Dense Pack Cellulose Wall insulation

Ian MacKay July 26, 2018, 2:48 p.m.

On this page of your site (www.ecohome.net/guides/2266/dense-packed-cellulose-insulation-wall-systems/) you show an exterior wall with 10" plate & sill and two rows of 2x4 studs. This looks fantastic, but the idea of vapour-permeable membranes on both sides makes me nervous in combination with cellulose. In Ottawa, temp can drop to -25 in winter and reach +30 or more with high humidity in summer. Lots of heat, lots of air conditioning. Are you absolutely sure that no vapour barrier is okay? How do I convince the building inspectors?

Responses (3)

Ian MacKay Aug. 18, 2018, 12:11 p.m. Reply

Thank you for your reply. However my comment about the interior vapour barrier was not based on a visual misinterpretation of the image, but on this paragraph on the same page: "However, with greater insulation comes greater risk of condensation because of the longer constant temperatures and the greater temperature differential between inside and out. In this situation, it is recommended to use a semi-permeable retarder on the inside of the wall rather than the traditional 6 mil poly, to allow walls to also dry inwards. This is especially important in homes with air conditioning."

This statement says to use a "semi-permeable retarder" on the inside and NOT to use vapour-proof poly. So I see a contradiction between the info on that page of the site and your reply, unless I am misunderstanding one or the other. The hyperlink in the last few words of the paragraph I've quoted goes to a page showing that vapour barriers seem to cause interior wall rot. My question emphasized the kind of weather we have in Ottawa, so lots of air conditioning in humid weather. (This is perhaps made worse because superinsulating might mean less successful dehumidifying by the A/C because A/C run times would be shorter than in a poorly insulated house, so interior moisture would be worse.)

So I am confused as to what exactly is being recommended. Thank you.

Ecohome Aug. 18, 2018, 12:12 p.m. Reply

Hi Ian,

Sorry for the confusion, I think we are confusing each other due to subtleties in terminology. When you said ‘Vapour permeable’ I thought you meant the complete absence of any vapour control. Nothing is truly ‘waterproof’, even a 6 mil polyethylene barrier will allow some moisture through. So the term ‘vapour barrier’ is a little misleading, hence my use of the term ‘vapour control layer’. And yes, you need some type of vapour control layer.

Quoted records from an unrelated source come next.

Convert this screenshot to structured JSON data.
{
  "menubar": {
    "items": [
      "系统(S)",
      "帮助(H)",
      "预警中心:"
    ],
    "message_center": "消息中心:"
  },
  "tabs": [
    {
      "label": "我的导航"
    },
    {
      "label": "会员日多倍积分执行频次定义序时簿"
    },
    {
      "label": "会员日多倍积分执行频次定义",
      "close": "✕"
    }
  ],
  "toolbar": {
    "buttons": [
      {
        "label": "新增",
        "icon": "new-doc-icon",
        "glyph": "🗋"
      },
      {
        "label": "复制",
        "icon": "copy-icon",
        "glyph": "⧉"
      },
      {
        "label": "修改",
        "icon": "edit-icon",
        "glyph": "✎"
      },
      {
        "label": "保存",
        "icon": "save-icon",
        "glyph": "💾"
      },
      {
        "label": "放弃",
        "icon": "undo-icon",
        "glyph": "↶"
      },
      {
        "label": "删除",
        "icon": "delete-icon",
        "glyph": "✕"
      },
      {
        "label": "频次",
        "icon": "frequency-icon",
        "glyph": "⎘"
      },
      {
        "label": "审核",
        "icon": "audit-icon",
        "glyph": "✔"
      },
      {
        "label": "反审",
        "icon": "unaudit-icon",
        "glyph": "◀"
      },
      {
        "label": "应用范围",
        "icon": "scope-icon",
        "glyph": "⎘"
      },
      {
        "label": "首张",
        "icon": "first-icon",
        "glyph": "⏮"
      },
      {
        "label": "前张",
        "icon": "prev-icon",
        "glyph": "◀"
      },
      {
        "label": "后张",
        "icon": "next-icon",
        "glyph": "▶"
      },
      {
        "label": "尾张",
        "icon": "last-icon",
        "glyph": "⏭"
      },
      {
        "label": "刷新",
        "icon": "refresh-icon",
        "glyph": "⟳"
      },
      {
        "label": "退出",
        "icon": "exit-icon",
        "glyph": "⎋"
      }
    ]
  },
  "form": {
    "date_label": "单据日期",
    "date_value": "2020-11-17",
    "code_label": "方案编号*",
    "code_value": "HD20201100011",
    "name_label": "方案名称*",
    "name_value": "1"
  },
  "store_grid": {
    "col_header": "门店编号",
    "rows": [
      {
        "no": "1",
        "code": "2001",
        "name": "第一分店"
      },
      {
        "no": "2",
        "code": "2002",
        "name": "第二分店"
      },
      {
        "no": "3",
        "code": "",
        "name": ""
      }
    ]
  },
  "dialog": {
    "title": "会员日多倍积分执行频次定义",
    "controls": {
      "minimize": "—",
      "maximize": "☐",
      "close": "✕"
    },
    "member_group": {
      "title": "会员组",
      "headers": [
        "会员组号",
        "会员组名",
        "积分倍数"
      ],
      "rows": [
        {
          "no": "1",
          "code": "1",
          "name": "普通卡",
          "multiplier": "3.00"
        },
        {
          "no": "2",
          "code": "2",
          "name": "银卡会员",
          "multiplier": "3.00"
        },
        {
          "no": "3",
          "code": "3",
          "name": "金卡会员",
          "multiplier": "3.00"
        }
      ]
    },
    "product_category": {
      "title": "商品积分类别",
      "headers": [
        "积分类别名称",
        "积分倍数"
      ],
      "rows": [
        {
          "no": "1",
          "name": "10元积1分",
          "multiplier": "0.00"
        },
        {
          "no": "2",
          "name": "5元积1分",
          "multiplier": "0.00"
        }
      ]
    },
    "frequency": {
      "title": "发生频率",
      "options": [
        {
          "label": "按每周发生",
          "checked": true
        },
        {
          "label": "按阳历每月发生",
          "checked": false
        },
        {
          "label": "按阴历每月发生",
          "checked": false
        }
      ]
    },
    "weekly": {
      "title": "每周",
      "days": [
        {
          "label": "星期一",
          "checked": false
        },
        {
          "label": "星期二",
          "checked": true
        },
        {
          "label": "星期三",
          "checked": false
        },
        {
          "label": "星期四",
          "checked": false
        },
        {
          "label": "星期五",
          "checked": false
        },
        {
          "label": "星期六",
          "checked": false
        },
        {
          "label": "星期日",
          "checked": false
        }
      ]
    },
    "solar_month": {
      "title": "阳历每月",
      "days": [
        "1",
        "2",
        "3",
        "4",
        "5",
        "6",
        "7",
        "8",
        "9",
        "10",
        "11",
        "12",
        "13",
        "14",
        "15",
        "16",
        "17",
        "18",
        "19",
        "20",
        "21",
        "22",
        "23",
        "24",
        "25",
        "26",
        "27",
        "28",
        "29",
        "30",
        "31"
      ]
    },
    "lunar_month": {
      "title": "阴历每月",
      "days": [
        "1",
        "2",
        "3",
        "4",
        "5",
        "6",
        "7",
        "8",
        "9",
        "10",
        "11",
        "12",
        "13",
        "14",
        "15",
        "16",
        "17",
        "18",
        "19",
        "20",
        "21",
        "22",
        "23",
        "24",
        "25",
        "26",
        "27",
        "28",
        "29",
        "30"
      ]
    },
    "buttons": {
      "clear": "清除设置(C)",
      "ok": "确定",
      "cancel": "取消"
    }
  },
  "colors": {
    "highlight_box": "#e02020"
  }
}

I will look over that page to make sure it is clear for the future, but I’ll explain here regardless.

The standard poly vapour barrier that worked fine for decades is now starting to cause problems as home performance improves. The reason is that a better insulated and air tight homes with interior air conditioning can create a significant differential in temperature and humidity from indoors to out compared to homes in the past that rarely had A/C and only had 2x6 or 2x4 walls. So for those hot and humid days, the moisture drive is inwards to a cool dry house and your vapour barrier is effectively on the wrong side. That is where something a little more permeable than 6 mil poly is a good thing, it can be a better year round solution in a climate that varies as wildly by season as central Canada does. 

However, it can sometimes be tricky getting a building inspector to sign off on a wall design they haven’t seen before, like for example the house we did a couple of years ago where we used a vapour retarder primer instead of a traditional poly vapour barrier. That may not always fly with inspectors, so its always a good idea to get approval from your ahead of time.

A popular product that I would recommend you look into would be a ‘smart’ membrane like Certainteed 'Membrain', which has pores that open and close depending on moisture levels, so it looks just like the poly that inspectors like to see but it also allows some moisture to escape if needed.

Below is a chart of how materials can be classified differently depending on their moisture permeability. You will find that various products have spec sheets available online that will list their perm ratings to better help you design your wall. Here is a link to the Certainteed Membrane I mentioned.  https://www.certainteed.com/building-insulation/products/membrain/